Personal note: While in Philadelphia in 2005, I walked from my hotel to the sites of Baker Bowl and Shibe Park. I had entered the street locations into MapQuest to determine the sites because today you'd never know a ballpark inhabited either location. The tenement houses behind RF of Shibe Park that caused a furor – like those outside Wrigley Field – by giving spectators a free view of the action, still stand.

Shibe Park Philadelphia in 1909
Shibe Park when it opened in 1909

Team Statistician

The first full-time statistician hired by a major league club was Alan Roth in 1947 by the Brooklyn Dodgers. Roth, a native of Montreal who had worked as a statistician for the Canadiens of the National Hockey League, approached Branch Rickey, Dodger president, with a proposition. Wouldn't it help a manager if he knew that a certain batter hit .220 against right-handed pitchers and .300 against left-handers?

Intrigued, Rickey hired Roth, who charted every pitch and did the calculations in his head or with a simple calculator throughout his career. He often worked from the broadcast booth, feeding pertinent data to Dodger announcers. He moved with the Dodgers to Los Angeles in 1958 and remained with the club until 1964, when he left to work with NBC and then ABC on their broadcasts.

Woman Owner

The first woman to own a major league team was Helene Britton of the St. Louis Cardinals from 1911 to 1917. She succeeded to the ownership when her uncle, Stanley Robison, died. He had in turn inherited the club from Helene's father Frank Robison upon his death in 1908. "Although she met resistance from most of the male owners, she proved to be a capable executive and oversaw the day-to-day operations of the club." (Baseball’s Most Wanted: The Top 10 Book of the National Pastime’s Outrageous Offenders, Lucky Bounces, and Other Oddities” by Floyd Conner)
Helene Britton

Umpiring Staff

The first umpiring staff was assembled in 1879 by National League president William A. Hulbert.
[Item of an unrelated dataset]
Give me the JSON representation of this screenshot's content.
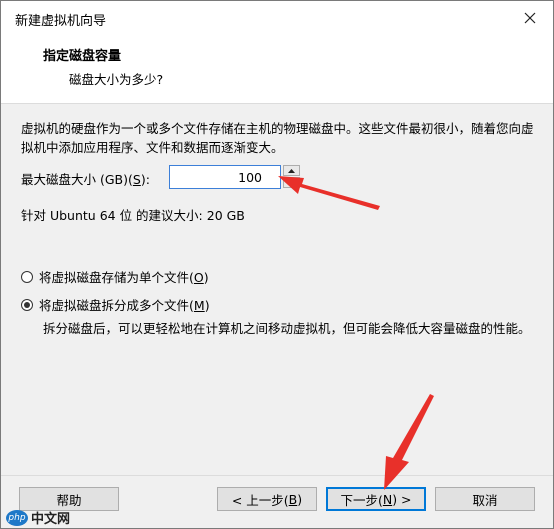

Teams could choose arbiters from a group of 20 men. Previously, the two captains agreed on an umpire, who invariably was from the local area. This created suspicions of bias in favor of the hosts and, in some cases, collusion with gamblers. The umpires, who were paid $5 a game starting in 1978, were also given authority to impose fines for misconduct.
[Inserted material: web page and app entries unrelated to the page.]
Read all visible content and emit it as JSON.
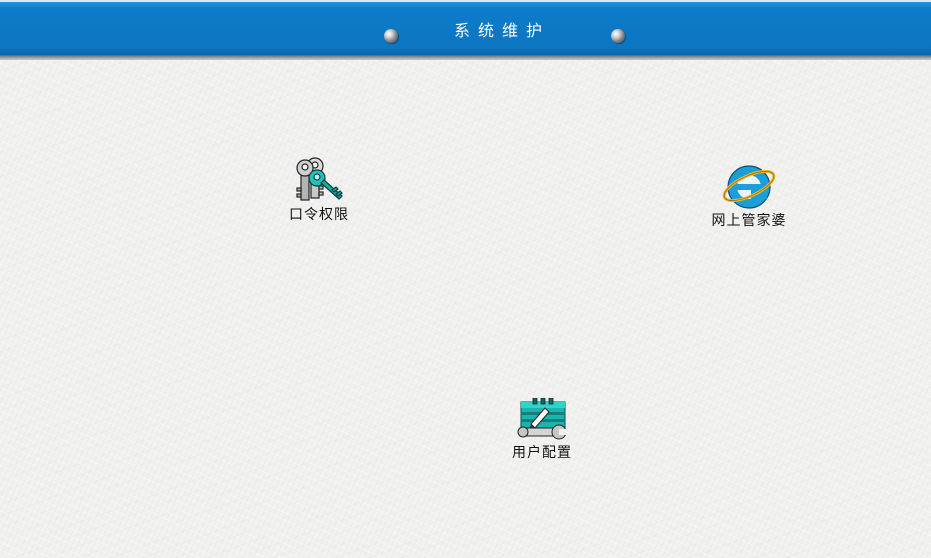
{
  "header": {
    "title": "系统维护"
  },
  "icons": [
    {
      "label": "口令权限",
      "icon": "keys-icon"
    },
    {
      "label": "网上管家婆",
      "icon": "internet-explorer-icon"
    },
    {
      "label": "用户配置",
      "icon": "wrench-gear-icon"
    }
  ],
  "colors": {
    "header_blue": "#0b76c2",
    "icon_teal": "#1bb5b0",
    "background": "#f1f1ef"
  }
}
Batting Doughnut

Yankees C Elston Howard
Elston Howard, long-time C for the Yankees, invented the batting doughnut, officially called "Elston Howard's On-Deck Bat Weight." The patent was issued in 1967, his 13th and second-to-last season as a ML player. The on-deck hitter places the metal ring around the barrel of the bat to add weight and make the bat feel lighter when he steps into the box. The first club to buy Howard's invention was the St. Louis Cardinals. The device quickly caught on and ended the habit of players swinging two and three bats in the on deck circle. Howard and his backers failed to make the expected windfall on their invention because the bat companies made their own, flooding the market. Howard and company didn't have the money to fight the patent infringement in court.
Numerals on the Front
The 1952 Brooklyn Dodgers were the first team to wear numerals on the front of the uniform. They did so only on the home uniform.
Dodgers Jersey 1952